Dora Leonor Mesa, 22 January 2016 — In 2016, the toy thieves from Cuban State Security do not wish to say much about the subject, but the comparison is inevitable, and there are more than a few people now who point to their undertaking as a vile and damaging one.
This past 6 January, the day of the Three Kings and the traditional day Cuban children are given Christmas gifts, instead of hunting down rings of drug traffickers and pimps who trade in boys and girls, who have a lot of money and expensive gifts to steal, the agents had to take on a useless activity: utilizing schoolchildren, dressed in their uniforms, accompanied by poorly-paid teachers who let the boys and girls out of school without prior parental permission, to go out and insult and taunt peaceful people who today give gifts on Three Kings Day. The lowlifes in need of defending their illegal business dealings were also present at the show, persecuting women, boys and girls.
It doesn’t matter if the women are Ladies in White, or Shakira herself. In the toy thief profession, the important thing is to destroy the magic of childhood, for life in Cuba is hell. Knock on wood! At least, that was the message of thousands of Cubans in Costa Rica and other countries, Panama, Colombia, Mexico. Cuban refugees unwilling to return to their homeland, not even for thousands of dollars. Even Pope Francis got wind of the tragedy!
Clearly, all Cubans on their beloved and dilapidated Island know of the Three Kings perfectly well, for the worthy Pope John Paul II brought them back [during his visit to Cuba in 1998]. According to UNICEF (2015), there are 15 toys for every 100 Cuban children. For them, having the awful experience of not being able to play with toys, to have one must be like [an adult] dreaming of owning a Rolex or a Patek Philippe.

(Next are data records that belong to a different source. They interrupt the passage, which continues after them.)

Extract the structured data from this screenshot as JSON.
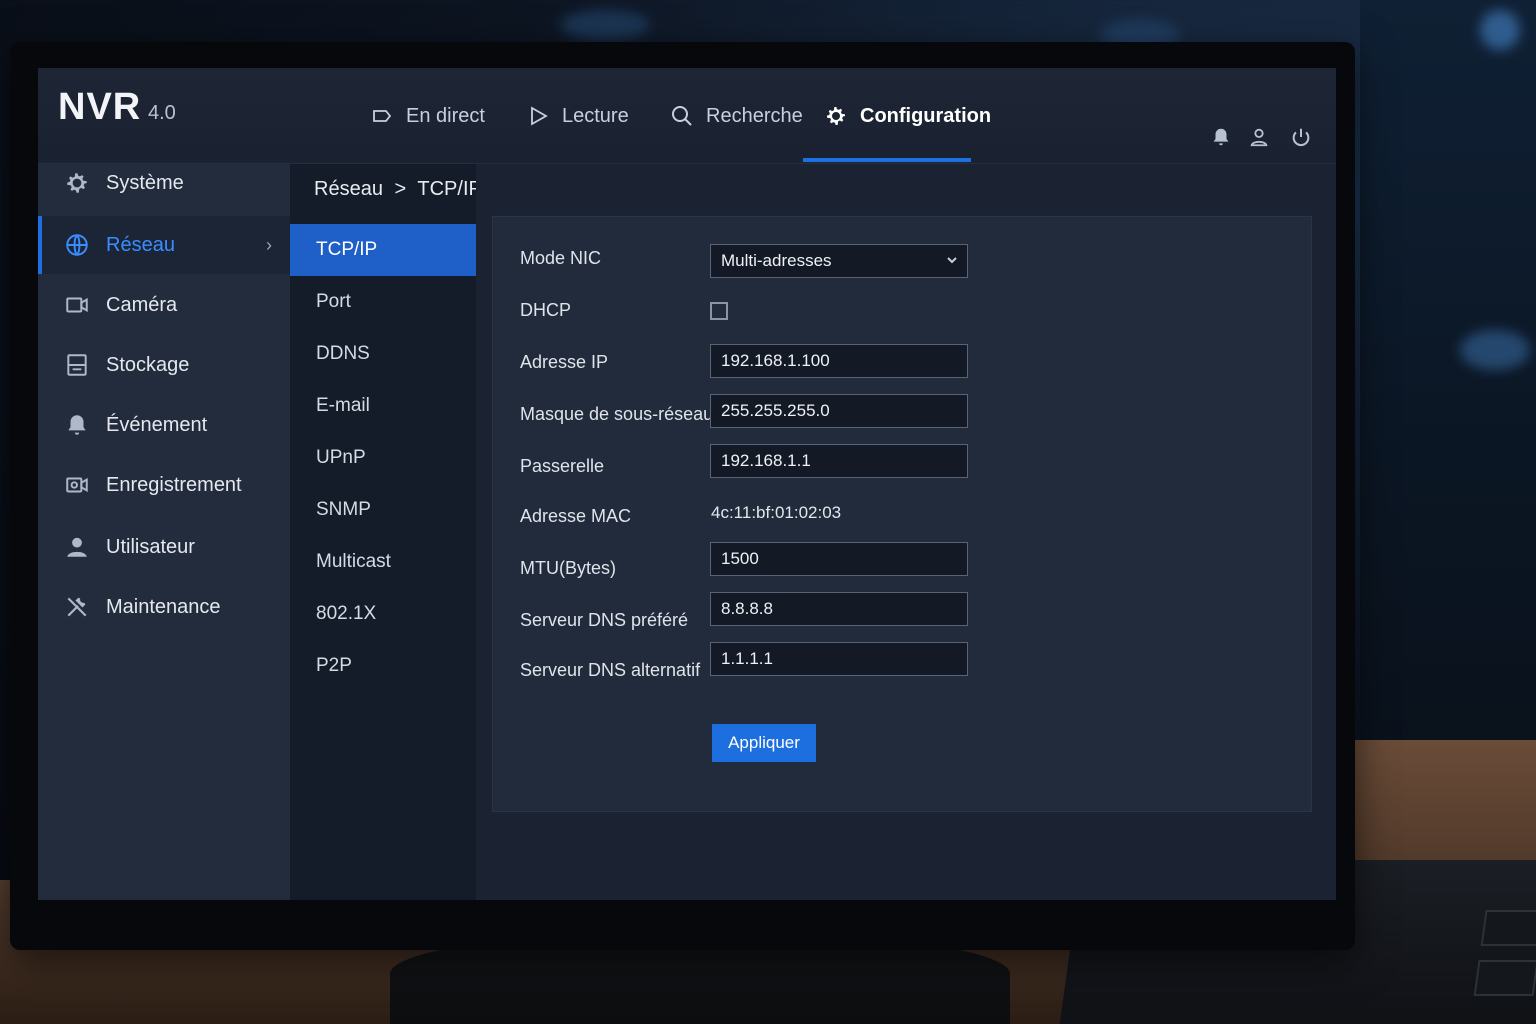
{
  "header": {
    "brand": "NVR",
    "version": "4.0",
    "nav": [
      {
        "label": "En direct",
        "icon": "live-view-icon"
      },
      {
        "label": "Lecture",
        "icon": "play-icon"
      },
      {
        "label": "Recherche",
        "icon": "search-icon"
      },
      {
        "label": "Configuration",
        "icon": "gear-icon",
        "active": true
      }
    ],
    "icons": [
      "bell-icon",
      "user-icon",
      "power-icon"
    ]
  },
  "sidebar": {
    "items": [
      {
        "label": "Système",
        "icon": "gear-icon"
      },
      {
        "label": "Réseau",
        "icon": "globe-icon",
        "active": true
      },
      {
        "label": "Caméra",
        "icon": "camera-icon"
      },
      {
        "label": "Stockage",
        "icon": "storage-icon"
      },
      {
        "label": "Événement",
        "icon": "bell-icon"
      },
      {
        "label": "Enregistrement",
        "icon": "record-icon"
      },
      {
        "label": "Utilisateur",
        "icon": "user-icon"
      },
      {
        "label": "Maintenance",
        "icon": "tools-icon"
      }
    ]
  },
  "breadcrumb": {
    "parent": "Réseau",
    "separator": ">",
    "current": "TCP/IP"
  },
  "submenu": {
    "items": [
      "TCP/IP",
      "Port",
      "DDNS",
      "E-mail",
      "UPnP",
      "SNMP",
      "Multicast",
      "802.1X",
      "P2P"
    ]
  },
  "form": {
    "nic_mode_label": "Mode NIC",
    "nic_mode_value": "Multi-adresses",
    "dhcp_label": "DHCP",
    "dhcp_checked": false,
    "ip_label": "Adresse IP",
    "ip_value": "192.168.1.100",
    "mask_label": "Masque de sous-réseau",
    "mask_value": "255.255.255.0",
    "gateway_label": "Passerelle",
    "gateway_value": "192.168.1.1",
    "mac_label": "Adresse MAC",
    "mac_value": "4c:11:bf:01:02:03",
    "mtu_label": "MTU(Bytes)",
    "mtu_value": "1500",
    "dns1_label": "Serveur DNS préféré",
    "dns1_value": "8.8.8.8",
    "dns2_label": "Serveur DNS alternatif",
    "dns2_value": "1.1.1.1",
    "apply_label": "Appliquer"
  },
  "colors": {
    "accent": "#1f6fe0",
    "active_text": "#3a8dff",
    "panel": "#222b3b",
    "sidebar": "#222c3d"
  }
}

The Three Kings will again struggle to make their appearance in Cuba next year. Every Cuban man and woman who loves his neighbor, and especially children, will come out to support the Three Kings, doing something so that Cuban boys and girls, of any age and in every corner of the country, can have not just one, but many toys. They need not be new ones. The paramount thing is to break the curse of the toy thieves until, little by little, they disappear. Alelluia!
Translated by Alicia Barraqué Ellison